Friday, March 27

Mini Reviews: March 27th Edition [Nintendo Switch eShop]

Travel Mosaics 2: Roman Holiday [Nindie Choice!] - What can I say, if you didn’t check out the original iteration of the game on Switch and love Picross-styled puzzles you’ve really been missing out. While I’ll agree that the naming, the art style, and some aspects of the presentation scream dated and have a feel of something you’d find people playing on a tablet don’t allow those elements to get in the way of what I’d consider the most challenging and well-implemented Picross title out there. The puzzles are large, generally involve the use of more colors than the competition, and the power-up system is smart and at times absolutely vital if you want to clear challenges without any mistakes.
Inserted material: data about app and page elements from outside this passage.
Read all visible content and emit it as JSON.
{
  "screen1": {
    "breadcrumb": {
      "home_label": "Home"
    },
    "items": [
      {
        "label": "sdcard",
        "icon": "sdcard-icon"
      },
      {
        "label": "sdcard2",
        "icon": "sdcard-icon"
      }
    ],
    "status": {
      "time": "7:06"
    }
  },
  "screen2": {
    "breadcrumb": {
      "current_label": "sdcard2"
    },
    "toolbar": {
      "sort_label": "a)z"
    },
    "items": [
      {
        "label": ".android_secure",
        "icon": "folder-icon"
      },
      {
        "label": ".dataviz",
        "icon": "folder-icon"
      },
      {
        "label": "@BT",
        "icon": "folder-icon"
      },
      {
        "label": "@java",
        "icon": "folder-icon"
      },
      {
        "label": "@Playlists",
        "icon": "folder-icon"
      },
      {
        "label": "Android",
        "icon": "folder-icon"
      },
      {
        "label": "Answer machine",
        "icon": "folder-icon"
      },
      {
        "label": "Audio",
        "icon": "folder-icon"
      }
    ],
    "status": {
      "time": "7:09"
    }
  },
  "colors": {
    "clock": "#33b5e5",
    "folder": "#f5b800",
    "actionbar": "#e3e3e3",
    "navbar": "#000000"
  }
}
Carrying a very fair price and hours of satisfying puzzling these titles are an absolute steal so be sure to give them a try, once the gameplay gets you hooked the rest of it all tends to just fall away.

DOOM 64 - While I’ve played many iterations of DOOM over the years going back to the original shareware the N64 incarnation of it was one that I’d missed out on. I’d always heard that it was solid and did things a little bit in its own way and having played it I’d tend to agree. Something about the level layouts feels a bit more intricate (though you could also call them confusing, to be fair) than what I associate with the original DOOM iterations, and the quasi-3D look is at least interesting which at the time I’m sure it helped the game to stand out nicely. While there’s no doubt going back to the earlier style of FPS play feels a bit odd I’d say among the throwback titles in the genre I’ve played this is the most successful and accessible of the bunch, managing to avoid being utterly painful as many tend to be by being about as highly evolved as the genre got before moving on to the fully 3D world of Quake and many others. Recommended for those seeking a look back at the genre’s earlier days that has the best hopes of not shattering any rose-colored memories of how great shooters used to be.
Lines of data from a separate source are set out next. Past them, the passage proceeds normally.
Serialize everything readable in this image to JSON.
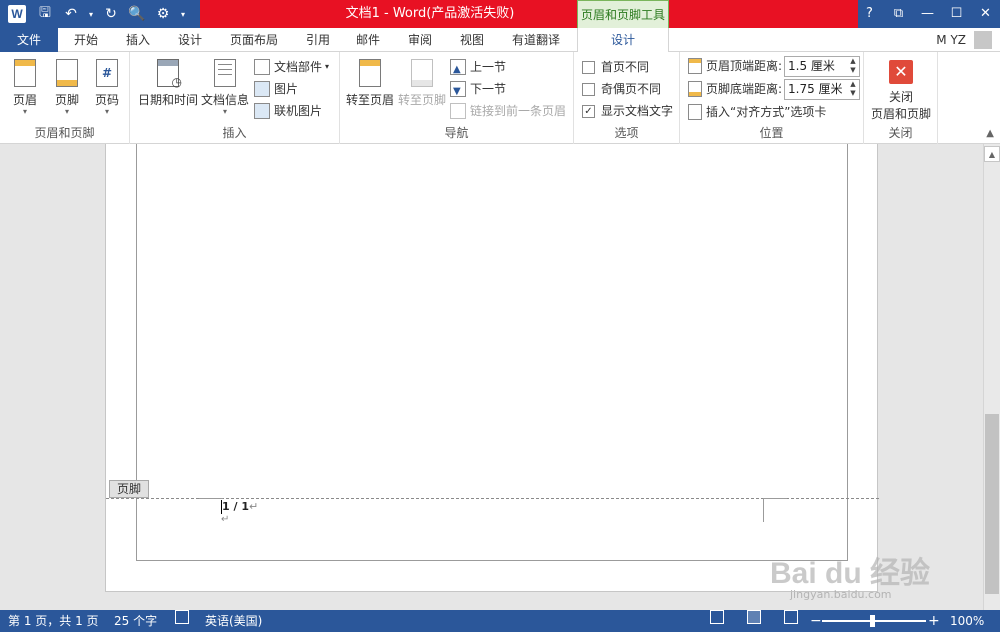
{
  "app": {
    "title": "文档1 -  Word(产品激活失败)",
    "context_tab": "页眉和页脚工具",
    "user": "M YZ",
    "help": "?",
    "window_buttons": [
      "?",
      "⧉",
      "—",
      "☐",
      "✕"
    ]
  },
  "tabs": [
    {
      "label": "文件"
    },
    {
      "label": "开始"
    },
    {
      "label": "插入"
    },
    {
      "label": "设计"
    },
    {
      "label": "页面布局"
    },
    {
      "label": "引用"
    },
    {
      "label": "邮件"
    },
    {
      "label": "审阅"
    },
    {
      "label": "视图"
    },
    {
      "label": "有道翻译"
    },
    {
      "label": "设计"
    }
  ],
  "ribbon": {
    "hf_group": {
      "label": "页眉和页脚",
      "header": "页眉",
      "footer": "页脚",
      "page_number": "页码"
    },
    "insert_group": {
      "label": "插入",
      "date_time": "日期和时间",
      "doc_info": "文档信息",
      "doc_parts": "文档部件",
      "picture": "图片",
      "online_picture": "联机图片"
    },
    "nav_group": {
      "label": "导航",
      "goto_header": "转至页眉",
      "goto_footer": "转至页脚",
      "prev_section": "上一节",
      "next_section": "下一节",
      "link_previous": "链接到前一条页眉"
    },
    "options_group": {
      "label": "选项",
      "different_first": "首页不同",
      "different_odd_even": "奇偶页不同",
      "show_doc_text": "显示文档文字",
      "different_first_checked": false,
      "different_odd_even_checked": false,
      "show_doc_text_checked": true
    },
    "position_group": {
      "label": "位置",
      "header_from_top_label": "页眉顶端距离:",
      "header_from_top_value": "1.5 厘米",
      "footer_from_bottom_label": "页脚底端距离:",
      "footer_from_bottom_value": "1.75 厘米",
      "insert_align_tab": "插入“对齐方式”选项卡"
    },
    "close_group": {
      "label": "关闭",
      "close_line1": "关闭",
      "close_line2": "页眉和页脚"
    }
  },
  "document": {
    "footer_tag": "页脚",
    "page_number_text": "1 / 1",
    "paragraph_mark": "↵"
  },
  "watermark": {
    "brand": "Bai du 经验",
    "url": "jingyan.baidu.com"
  },
  "status": {
    "page": "第 1 页，共 1 页",
    "words": "25 个字",
    "language": "英语(美国)",
    "zoom": "100%"
  },
  "colors": {
    "word_blue": "#2b579a",
    "title_red": "#e81123",
    "context_green": "#e2f0d9"
  }
}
Bug Academy - One of the great things about indie games is that they can sneak up on you and defy expectations. While it isn’t always fair to judge a book by its cover the effect that a game’s eShop logo has on your impression of it is unmistakable. A look at the one for Bug Academy unfortunately doesn’t inspire confidence, at best it gives the impression of something thoroughly generic. However, though it no means offers much more than simple pleasures as a goofy flying physics game where you’ll enlist as many flies as you can to pick up and move items around in a variety of scenarios it is different and satisfying for its modest budget price. If you’re looking for something like, a bit silly, and certainly family-friendly it isn’t a bad idea for wasting away some hours with.

Thunder Paw - OK, so here we have an indie platform shooter with a reasonably good look, somewhat cute main character, and what seems like some promise out of the gate. Only when you keep playing it for a few stages the lack of inspiration in the level design, a complete lack of explanation of what benefit there is to collecting blue gems or the hidden packs on each level, and enemies that are rock stupid and repeat the same weak sauce attacks quickly dash any hopes for a satisfying experience. In truth the game feels unfinished in a way, like there were intended additional game systems they laid the foundation for and then just released without them being completed.
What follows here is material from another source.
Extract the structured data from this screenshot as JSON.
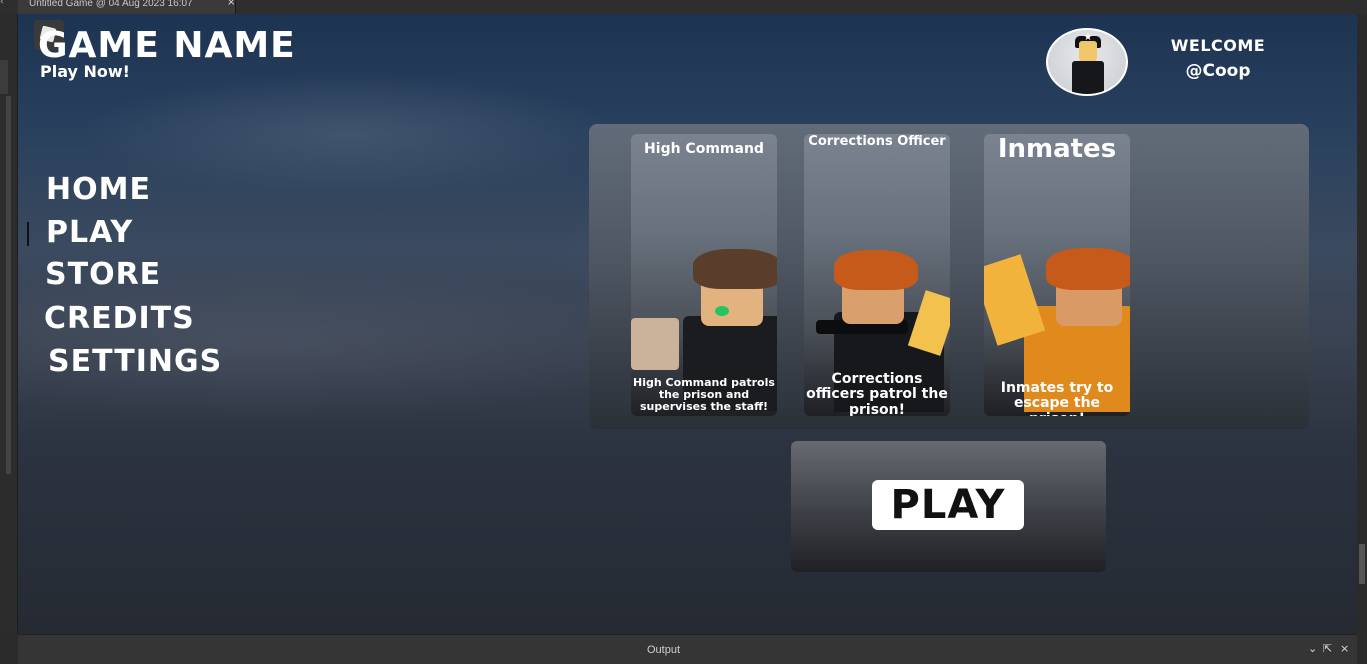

Pooplers - I’m all for weird and wacky games, especially when you’re getting a group of people together for some laughs and fun. In principle, Pooplers and its scatalogical gameplay offers such an opportunity with each player controlling a baby who you’re to navigate through the stage trying to “cover” as much territory as possible. To jazz things up a bit you’re trying to avoid being detected or then caught by Mom and there are some power-ups to try to grab that will give you a variety of benefits to get the edge on your competition. The problem is that it’s really a one-note experience without a whole lot of nuance and whose theme and various fart noises simply can’t cover up the stench of ho-humness that permeates the action.